By COLLIN KRIZMANICH
Capital News Service
LANSING — Turn on any crime show, such as CSI, and you’ll see a scene like this: The police identify a suspect, and within seconds a tech expert has traced the cell phone to the perp’s exact GPS coordinates.
“I’ve had several people ask me, ‘You can already do that, right?’” said Terry Jungel, executive director of the Michigan Sheriffs’ Association. “But it’s not that easy.”
While federal legislation allows cellular providers to turn over a user’s location information, it does not require them to do so, unless the police have a warrant.
In some cases–such as an abduction or a wandering Alzheimer’s patient– the time taken to obtain a warrant may mean the difference between life and death.
Across the country, 17 states have passed what is commonly referred to as “Kelsey Smith Acts,” designed to expedite cellular location tracking.
A bill recently introduced in the Michigan legislature by Rep. Kurt Heise, R-Plymouth Township, aims to make Michigan the 18th state to enact the law.
The bill is named for Kelsey Smith, an 18-year-old from Overland Park, Kansas. In 2007 she was abducted in the middle of the day at a local retail store.
Despite investigators’ request to track Smith’s cell phone, it took four days for her provider, Verizon, to provide the information. She was found murdered shortly after officials received the tracking information.
If enacted, the Kelsey Smith Act would require cellular companies to disclose device location information in emergency situations in which a law enforcement officer determines an imminent risk of death or physical harm to the user.
“As the parent of two teenage girls, I thought it was common-sense legislation to track down people who may be in trouble,” said Heise, who recently reintroduced the legislation.
Heise first introduced similar legislation in 2013, but the bill never made it out of the House Criminal Justice Committee.
It’s not just kidnapping cases where tracking cell phone locations can come in handy.
“I once had a man come to the station in duress, saying that his wife was going to kill herself,” said Rich Rosati, detective lieutenant with the Grosse Pointe Farms Police Department.
Rosati was able to contact the cellular company, which cooperated in tracking the cell phone, and determined the location of the woman within a half mile. Rosati and the woman’s husband were able to use this information to deduce where she had gone and reached her before she followed through on her threats.
While tracking cell phone locations can be an important tactical tool for law enforcement, if used improperly it can also raise privacy concerns.
The American Civil Liberties Union of Michigan, who couldn’t be reached for comment, opposed the legislation introduced in 2013, but according to the House Fiscal Agency, have a neutral position to the current legislation.
“Law enforcement needs to understand what we do can be intrusive, and needs restraint,” Jungel said.

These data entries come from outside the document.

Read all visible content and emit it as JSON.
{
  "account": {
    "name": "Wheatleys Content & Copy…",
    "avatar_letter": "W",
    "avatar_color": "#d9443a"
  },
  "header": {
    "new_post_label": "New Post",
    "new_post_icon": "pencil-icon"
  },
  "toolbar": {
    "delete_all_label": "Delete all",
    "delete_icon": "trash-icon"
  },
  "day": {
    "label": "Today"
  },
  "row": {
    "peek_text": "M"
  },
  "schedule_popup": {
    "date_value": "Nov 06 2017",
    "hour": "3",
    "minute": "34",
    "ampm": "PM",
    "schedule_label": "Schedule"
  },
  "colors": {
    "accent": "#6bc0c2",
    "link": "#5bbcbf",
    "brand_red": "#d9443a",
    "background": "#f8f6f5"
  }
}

What if an individual in law enforcement were to improperly use the tactic to track the location of an individual for personal matters?
Heise’s bill includes language that would punish improper use of the tactic as a misdemeanor offense, punishable by a $500 fine and up to 93 days in jail.
Punishment would come not only from the state, but also from the officer’s employer.
Sen. Rick Jones, R-Eaton County, who spent over 30 years in law enforcement, said abusing the cell phone tracking would certainly be grounds for termination.
Both Jungel and Rosati agreed.
“You cannot use your authority in a way that could compromise somebody personally,” Rosati said. “The state might only charge you with a misdemeanor, but you’re not going to be a police officer in this department.”
By COLLIN KRIZMANICH